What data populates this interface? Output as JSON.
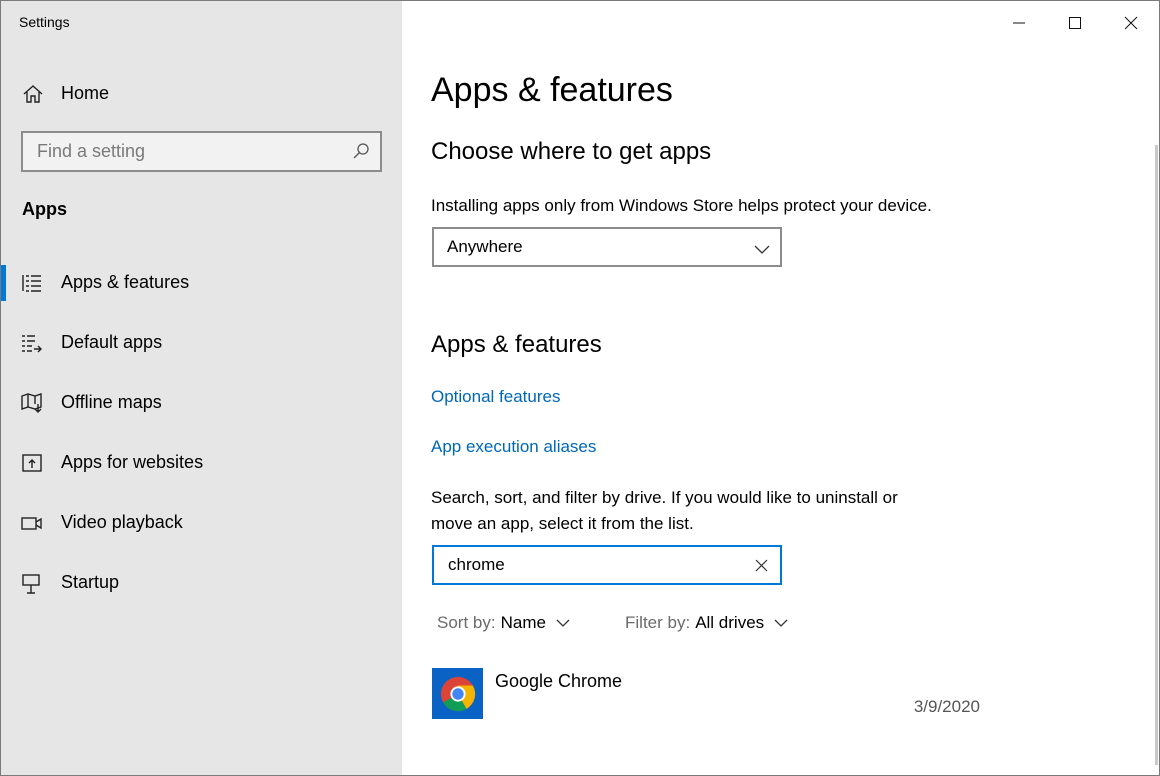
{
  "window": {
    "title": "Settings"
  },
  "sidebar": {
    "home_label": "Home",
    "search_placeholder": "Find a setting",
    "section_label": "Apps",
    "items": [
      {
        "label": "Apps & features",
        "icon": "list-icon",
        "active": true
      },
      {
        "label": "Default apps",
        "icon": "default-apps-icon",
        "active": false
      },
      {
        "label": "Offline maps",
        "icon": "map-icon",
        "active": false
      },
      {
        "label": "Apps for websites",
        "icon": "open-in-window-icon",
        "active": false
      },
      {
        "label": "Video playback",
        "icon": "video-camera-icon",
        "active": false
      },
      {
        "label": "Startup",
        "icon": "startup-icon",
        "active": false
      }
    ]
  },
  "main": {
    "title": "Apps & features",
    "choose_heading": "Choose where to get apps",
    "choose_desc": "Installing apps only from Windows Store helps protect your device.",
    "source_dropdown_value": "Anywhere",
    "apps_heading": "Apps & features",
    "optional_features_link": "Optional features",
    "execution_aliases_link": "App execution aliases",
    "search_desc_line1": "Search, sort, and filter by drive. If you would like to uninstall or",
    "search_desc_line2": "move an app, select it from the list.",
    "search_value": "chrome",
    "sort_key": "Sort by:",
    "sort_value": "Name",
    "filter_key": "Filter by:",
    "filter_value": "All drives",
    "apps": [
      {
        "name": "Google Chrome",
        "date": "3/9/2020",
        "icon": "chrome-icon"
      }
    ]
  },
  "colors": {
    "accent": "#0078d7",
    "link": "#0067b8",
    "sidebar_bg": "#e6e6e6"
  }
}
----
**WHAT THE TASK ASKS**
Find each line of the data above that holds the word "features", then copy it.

**TASK SOLUTION**
        "label": "Apps & features",
    "title": "Apps & features",
    "apps_heading": "Apps & features",
    "optional_features_link": "Optional features",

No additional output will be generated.